- Recent Works on the Early Modern History of Spanish Muslims
These three books tell us that Spain's Muslim remnants were conquered three times: first militarily, with the fall of Granada in 1492, then theologically when rebellions led to policies of forced conversion (1500, Granada; 1526, rest of Spain), and finally macro-politically, after the 1568–1570 Alpujarras rebellion proved neither military control nor parish reform were defeating crypto-Islam. Harvey's broad chronological coverage of the Muslim side is complemented by the younger scholars' detailed analysis of Christian perspectives. Harris's analysis of the Sacromonte lead tablets forged between 1588 and 1595, for example, illustrates their role in Granada's self-Christianization, while Harvey understands them as strategies for "New Christian/crypto-Muslim" survival, attempts to raise the self-esteem of a downtrodden elite, and an effort "to salvage something from the shipwreck of Spanish Islam" (p. 267). Taken singly, each work makes a necessary Moriscological addition; together, they testify to the sophistication of an important subfield in early modern Iberian history. [End Page 102]
Ehlers's is a complex study of Valencian archbishop Juan de Ribera's transformation from enthusiastic advocate of Christian lay spirituality to confirmed enemy of the newly converted Moriscos. He concludes that anti-Islamism did not cause the archbishop to adopt expulsion; but rather, he was influenced by a combination of missionary frustration, episcopal cynicism, and a nationalist conviction that Spain could ill afford a fifth-column presence (Ribera conflated religious and political loyalty). The more Ribera achieved success in promoting a renewed Tridentine emphasis on the Eucharist amongst Old Christians, the more crypto-Muslim ridicule drew lines in the sand. Ribera's initial position also succumbed to anti-Castilian Valencian rejection of Habsburg centralization (Harvey concurs, p. 258). Old and New Christians originally hoped that Ribera would rule with "benign neglect rather than leadership" (Ehlers, p. 39), but when the regional nobility blackmailed Moriscos by turning a blind eye to their Islamism, they scuppered Ribera's initial plans to tolerate slow conversion.

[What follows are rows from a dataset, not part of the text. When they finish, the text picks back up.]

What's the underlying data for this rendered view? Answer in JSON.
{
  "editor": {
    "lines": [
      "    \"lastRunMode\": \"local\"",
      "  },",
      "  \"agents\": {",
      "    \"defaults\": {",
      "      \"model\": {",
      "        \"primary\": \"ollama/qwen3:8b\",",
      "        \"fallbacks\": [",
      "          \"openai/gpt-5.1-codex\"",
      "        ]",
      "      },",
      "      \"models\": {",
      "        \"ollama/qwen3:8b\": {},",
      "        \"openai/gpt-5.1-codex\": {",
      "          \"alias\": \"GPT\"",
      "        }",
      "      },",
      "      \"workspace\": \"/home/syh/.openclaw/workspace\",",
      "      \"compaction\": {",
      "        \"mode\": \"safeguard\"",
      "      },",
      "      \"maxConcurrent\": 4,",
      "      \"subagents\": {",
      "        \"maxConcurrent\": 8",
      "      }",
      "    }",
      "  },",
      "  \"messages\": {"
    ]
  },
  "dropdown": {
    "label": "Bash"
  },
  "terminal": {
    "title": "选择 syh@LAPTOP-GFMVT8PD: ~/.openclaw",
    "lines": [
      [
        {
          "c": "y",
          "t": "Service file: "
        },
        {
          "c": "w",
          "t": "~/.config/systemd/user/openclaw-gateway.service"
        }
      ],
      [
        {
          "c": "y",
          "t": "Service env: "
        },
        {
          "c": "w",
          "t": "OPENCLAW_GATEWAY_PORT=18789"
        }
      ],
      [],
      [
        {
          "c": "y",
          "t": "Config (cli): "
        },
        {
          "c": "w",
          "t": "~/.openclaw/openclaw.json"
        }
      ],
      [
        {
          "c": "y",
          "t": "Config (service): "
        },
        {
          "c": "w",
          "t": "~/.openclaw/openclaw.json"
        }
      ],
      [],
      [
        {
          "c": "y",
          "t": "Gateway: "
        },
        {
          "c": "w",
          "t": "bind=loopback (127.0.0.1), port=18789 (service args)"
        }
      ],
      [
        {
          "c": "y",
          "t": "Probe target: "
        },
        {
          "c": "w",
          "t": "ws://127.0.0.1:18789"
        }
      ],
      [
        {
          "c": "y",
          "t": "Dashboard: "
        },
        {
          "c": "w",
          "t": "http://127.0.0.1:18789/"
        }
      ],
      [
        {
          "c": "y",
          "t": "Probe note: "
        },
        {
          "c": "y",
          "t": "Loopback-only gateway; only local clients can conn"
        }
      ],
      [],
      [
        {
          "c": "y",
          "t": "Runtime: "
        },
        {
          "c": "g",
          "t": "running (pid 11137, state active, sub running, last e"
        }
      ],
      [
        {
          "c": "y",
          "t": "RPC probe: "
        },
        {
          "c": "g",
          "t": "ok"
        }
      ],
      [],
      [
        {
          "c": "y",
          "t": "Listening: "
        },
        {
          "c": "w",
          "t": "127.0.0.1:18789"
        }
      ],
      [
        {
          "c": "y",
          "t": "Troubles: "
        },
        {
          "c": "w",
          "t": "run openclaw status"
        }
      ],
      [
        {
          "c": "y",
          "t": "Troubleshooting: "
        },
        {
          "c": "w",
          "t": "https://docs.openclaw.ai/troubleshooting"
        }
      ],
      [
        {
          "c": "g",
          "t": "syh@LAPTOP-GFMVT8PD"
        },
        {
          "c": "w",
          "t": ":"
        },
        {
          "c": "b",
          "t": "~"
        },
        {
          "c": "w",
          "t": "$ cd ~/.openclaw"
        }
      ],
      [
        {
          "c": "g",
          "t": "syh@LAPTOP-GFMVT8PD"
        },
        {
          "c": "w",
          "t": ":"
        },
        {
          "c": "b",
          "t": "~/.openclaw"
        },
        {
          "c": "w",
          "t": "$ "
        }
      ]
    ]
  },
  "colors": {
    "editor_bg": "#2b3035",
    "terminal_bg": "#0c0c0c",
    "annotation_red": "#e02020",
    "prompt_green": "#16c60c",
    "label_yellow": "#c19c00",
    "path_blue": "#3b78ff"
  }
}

"Subnational" regionalism also played a significant part according to Harris in the mostly immigrant Granadan city council's promotion of the Torre Turpiana tablets and Sacromonte relics as authentic, in the face of "persistent challenges" from Madrid and Rome (p.133). However, unlike the Valencian nobility, who acquired no legitimacy by supporting Moriscos, Harris's council acquired "some of the historical continuity" the city lacked as a Muslim capital, a feat accomplished for them by the tablets revealing that Granada's first-century Christian converts had been Arabs (p. 135). The differences between Granada and Valencia explain why Philip III did not reject the tablets (precisely in 1609, the year of expulsion) and why Granadans refused to accept their condemnation as forgeries by Pope Innocent XI in 1682. Additionally, the Morisco problem in Ehlers's Valencia was ruralized, whereas Harris's Granada tablets were deeply imbedded in the urban politics that contemporary Latin civic panegyrics fostered.
In Ehlers's strongly political reading, Philip III's decision to expel the Moriscos responded to the political weakness caused by the truce that year with the heretical Netherlands. Harvey agrees, noting pre-1609 council discussions of mass murder, exile to Newfoundland, euthanasia, and castration; but he believes Philip III and Lerma chose expulsion mostly because the Peace with Holland allowed Spain to concentrate the necessary military personnel. Although Harvey's longue-dur...